According to the Victoria History of Worcestershire, a great stone barn once stood between the Manor and the Church and this fell into disrepair in the 19th century. The lower parts of the walls dividing the Manor front and rear gardens and between the rear garden and the churchyard seem to be the only remains of this barn still standing. The large Ashlar masonry blocks forming the corner between these two sides are similar to those used in the construction of the Church tower in the 17th century.

The barn was still in use in 1873, as a vivid description of an entertainment held in the Tithe Barn in January of that year was reported in The Worcester Journal.  This report refers to the 'cold stone walls' and 'the not-over-ornamental roof'.  In 1901, a bazaar and garden fete was held at the Manor, to raise funds for the on-going church repairs. In reports of this event, tableaux were reported as being performed 'in the Barn'.  An Ordnance Survey map published in 1903 not longer shows the barn, which must have been dismantled around this time.

The photographs below, taken in 2012, shows the wall on the south side of the churchyard which was once  part of the barn. Based on the shape of the barn as it appears on the 1883 Ordnance Survey map (below) and the length of the remaining barn wall on the edge of the churchyard, some dimensions of the building can be estimated.  The full length of the main structure would have been about 85ft and the width about 32ft.  At one end was an extension where an entrance may have been and this was about 20ft x 20ft.  We would be grateful for further information about this barn.



The barn may be the building marked with a red arrow on this 1883 OS map.  It probably also appears on the 1843 tithe map, but this map is not easy to interpret.


tithe5This painting of the church is by George Harvey, an Anglo-American artist who lived 1800-1878 and moved back and forth between the two countries. The picture was on the Skinner auction house website in 2009.

Of special interest is the large building in the background. This appears to be the great stone barn. But artistic licence has moved it - it would not have been in the position shown from the direction of the Church as painted.
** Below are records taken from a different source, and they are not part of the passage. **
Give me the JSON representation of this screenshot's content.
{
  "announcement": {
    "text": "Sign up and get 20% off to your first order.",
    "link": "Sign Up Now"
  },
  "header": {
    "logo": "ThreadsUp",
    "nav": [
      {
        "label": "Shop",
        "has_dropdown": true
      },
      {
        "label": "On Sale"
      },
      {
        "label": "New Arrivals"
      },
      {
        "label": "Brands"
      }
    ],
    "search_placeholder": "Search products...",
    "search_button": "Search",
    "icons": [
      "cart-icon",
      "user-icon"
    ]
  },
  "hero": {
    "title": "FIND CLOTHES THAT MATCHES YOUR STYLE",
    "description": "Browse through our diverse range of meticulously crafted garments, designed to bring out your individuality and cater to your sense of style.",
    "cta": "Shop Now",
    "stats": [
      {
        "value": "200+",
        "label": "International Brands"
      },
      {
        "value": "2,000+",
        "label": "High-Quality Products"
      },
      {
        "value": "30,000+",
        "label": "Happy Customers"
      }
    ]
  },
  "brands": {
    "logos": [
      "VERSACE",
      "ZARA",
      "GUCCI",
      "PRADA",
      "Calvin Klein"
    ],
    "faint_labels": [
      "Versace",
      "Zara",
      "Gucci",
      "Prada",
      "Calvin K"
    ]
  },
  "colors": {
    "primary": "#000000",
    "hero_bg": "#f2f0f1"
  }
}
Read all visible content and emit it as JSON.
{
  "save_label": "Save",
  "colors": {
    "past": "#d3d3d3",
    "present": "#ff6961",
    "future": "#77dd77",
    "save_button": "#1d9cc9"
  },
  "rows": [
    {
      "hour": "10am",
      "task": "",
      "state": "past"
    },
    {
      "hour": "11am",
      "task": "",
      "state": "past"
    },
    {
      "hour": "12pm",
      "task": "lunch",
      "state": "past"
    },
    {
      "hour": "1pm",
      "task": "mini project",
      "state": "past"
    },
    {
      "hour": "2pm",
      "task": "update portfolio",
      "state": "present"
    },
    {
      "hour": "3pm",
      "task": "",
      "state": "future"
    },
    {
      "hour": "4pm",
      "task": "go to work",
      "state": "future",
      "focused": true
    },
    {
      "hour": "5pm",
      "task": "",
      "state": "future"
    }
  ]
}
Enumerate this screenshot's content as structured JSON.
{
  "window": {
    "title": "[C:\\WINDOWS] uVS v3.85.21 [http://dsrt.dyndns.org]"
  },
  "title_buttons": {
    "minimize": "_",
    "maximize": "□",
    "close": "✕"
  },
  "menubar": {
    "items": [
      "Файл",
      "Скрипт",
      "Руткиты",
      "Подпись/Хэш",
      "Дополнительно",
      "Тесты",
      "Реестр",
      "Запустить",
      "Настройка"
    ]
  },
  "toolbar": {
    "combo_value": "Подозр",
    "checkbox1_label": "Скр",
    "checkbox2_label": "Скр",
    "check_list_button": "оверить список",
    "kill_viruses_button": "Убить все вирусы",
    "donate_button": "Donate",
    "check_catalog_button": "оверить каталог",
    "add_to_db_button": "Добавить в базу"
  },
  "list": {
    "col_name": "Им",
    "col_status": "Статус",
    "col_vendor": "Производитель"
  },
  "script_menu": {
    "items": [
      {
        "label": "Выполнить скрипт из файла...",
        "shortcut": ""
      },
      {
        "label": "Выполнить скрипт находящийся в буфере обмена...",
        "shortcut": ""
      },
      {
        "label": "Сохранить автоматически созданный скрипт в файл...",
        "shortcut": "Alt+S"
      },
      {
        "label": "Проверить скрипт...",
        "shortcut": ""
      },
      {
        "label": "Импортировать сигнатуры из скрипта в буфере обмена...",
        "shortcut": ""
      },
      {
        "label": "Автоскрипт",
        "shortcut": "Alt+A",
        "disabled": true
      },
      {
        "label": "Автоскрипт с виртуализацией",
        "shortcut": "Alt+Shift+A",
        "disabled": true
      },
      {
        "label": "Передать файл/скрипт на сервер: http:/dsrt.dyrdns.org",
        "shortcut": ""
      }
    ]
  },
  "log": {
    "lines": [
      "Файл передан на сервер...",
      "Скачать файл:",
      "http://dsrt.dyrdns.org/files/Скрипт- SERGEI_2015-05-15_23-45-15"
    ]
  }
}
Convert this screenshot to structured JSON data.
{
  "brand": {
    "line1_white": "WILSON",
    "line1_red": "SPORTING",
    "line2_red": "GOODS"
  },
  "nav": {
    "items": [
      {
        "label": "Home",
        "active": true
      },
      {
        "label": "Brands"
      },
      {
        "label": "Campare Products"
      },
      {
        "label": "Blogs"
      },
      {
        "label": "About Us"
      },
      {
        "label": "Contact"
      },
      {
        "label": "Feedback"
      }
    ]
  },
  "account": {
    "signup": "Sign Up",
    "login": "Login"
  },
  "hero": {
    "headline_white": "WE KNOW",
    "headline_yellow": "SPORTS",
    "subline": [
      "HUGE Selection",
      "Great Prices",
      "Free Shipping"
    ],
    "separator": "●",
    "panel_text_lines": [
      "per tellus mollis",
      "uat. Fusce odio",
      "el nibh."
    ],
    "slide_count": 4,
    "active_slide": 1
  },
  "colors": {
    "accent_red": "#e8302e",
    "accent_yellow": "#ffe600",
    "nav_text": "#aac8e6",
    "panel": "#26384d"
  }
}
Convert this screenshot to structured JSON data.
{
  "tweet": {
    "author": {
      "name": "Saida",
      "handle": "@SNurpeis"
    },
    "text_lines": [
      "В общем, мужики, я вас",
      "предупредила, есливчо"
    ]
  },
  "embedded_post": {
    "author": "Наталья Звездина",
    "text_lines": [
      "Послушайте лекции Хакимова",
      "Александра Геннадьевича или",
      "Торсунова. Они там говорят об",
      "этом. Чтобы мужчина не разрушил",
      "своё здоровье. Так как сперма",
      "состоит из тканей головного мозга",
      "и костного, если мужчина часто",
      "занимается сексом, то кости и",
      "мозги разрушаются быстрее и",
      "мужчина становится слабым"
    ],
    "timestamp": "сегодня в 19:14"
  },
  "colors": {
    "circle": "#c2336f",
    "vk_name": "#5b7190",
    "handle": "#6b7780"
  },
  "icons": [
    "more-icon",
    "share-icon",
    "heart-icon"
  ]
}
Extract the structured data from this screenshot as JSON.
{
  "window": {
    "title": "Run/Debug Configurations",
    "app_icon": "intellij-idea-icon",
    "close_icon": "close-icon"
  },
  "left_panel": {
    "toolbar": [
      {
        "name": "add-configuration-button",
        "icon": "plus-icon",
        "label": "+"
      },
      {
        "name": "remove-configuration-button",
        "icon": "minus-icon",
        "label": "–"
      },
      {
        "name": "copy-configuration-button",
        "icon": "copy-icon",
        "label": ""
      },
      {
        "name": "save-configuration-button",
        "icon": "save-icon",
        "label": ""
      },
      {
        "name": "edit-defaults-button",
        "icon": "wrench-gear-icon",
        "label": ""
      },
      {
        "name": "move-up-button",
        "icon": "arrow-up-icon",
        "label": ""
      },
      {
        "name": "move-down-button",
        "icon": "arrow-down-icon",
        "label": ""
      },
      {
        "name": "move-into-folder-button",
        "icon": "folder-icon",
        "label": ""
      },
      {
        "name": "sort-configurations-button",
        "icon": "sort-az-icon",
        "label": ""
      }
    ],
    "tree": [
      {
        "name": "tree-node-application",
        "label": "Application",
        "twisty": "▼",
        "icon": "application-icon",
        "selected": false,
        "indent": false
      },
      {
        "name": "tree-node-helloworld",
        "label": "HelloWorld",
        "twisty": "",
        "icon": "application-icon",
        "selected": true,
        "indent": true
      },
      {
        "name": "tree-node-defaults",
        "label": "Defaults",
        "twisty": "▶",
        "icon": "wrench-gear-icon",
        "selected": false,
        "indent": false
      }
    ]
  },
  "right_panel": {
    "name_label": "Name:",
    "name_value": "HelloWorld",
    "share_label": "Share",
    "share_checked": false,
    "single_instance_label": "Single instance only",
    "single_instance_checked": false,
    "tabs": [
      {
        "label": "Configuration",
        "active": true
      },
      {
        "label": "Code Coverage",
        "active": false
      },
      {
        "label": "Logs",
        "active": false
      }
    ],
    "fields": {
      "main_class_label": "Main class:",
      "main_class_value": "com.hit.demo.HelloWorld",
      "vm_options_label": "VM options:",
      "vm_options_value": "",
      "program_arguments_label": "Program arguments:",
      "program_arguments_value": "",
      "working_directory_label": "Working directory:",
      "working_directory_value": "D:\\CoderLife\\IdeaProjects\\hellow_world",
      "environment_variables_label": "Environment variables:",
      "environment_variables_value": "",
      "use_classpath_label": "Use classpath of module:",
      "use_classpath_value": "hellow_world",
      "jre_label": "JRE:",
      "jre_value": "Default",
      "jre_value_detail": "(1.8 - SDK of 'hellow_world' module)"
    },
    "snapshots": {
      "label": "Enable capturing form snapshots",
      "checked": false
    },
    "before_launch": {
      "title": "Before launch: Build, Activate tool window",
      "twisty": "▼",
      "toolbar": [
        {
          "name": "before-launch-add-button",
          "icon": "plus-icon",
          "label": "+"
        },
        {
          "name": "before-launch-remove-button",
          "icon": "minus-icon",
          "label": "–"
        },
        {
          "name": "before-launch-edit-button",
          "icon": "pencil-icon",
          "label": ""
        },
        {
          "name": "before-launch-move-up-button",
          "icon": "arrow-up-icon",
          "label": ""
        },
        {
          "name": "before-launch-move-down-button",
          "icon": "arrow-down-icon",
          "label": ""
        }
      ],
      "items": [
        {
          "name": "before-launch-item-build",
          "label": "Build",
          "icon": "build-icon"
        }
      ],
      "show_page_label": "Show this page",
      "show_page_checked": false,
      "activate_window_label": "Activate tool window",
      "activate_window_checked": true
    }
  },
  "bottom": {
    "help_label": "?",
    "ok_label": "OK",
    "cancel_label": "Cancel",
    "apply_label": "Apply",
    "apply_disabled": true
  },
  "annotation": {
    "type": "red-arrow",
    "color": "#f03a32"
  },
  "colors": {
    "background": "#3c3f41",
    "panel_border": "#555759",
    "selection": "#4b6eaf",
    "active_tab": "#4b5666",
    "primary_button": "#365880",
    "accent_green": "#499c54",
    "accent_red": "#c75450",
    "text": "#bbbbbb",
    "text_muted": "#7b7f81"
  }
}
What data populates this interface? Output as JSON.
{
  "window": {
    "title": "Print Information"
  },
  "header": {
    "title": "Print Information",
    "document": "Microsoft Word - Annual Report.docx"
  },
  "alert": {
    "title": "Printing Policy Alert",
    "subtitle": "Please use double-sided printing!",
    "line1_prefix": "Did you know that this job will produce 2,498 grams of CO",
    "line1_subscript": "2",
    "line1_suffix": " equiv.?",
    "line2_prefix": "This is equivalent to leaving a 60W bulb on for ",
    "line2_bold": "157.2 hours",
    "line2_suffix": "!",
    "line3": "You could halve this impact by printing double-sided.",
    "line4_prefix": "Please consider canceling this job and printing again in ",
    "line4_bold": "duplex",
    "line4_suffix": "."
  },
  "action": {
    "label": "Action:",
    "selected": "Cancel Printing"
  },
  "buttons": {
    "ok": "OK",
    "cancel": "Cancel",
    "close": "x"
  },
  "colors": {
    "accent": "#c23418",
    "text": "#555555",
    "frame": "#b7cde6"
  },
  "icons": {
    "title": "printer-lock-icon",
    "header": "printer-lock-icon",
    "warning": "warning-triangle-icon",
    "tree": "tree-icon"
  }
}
On the back of the picture is a reference to Penelope Washington's grave. The work is entitled 'The Parish Church of St John the Baptist, Wickhamford, Worcestershire, England', but is undated. George Harvey returned from the States to live in England in 1873 and died in 1878. It is likely that the picture dates from this time.


Tom Locke - Revised 2021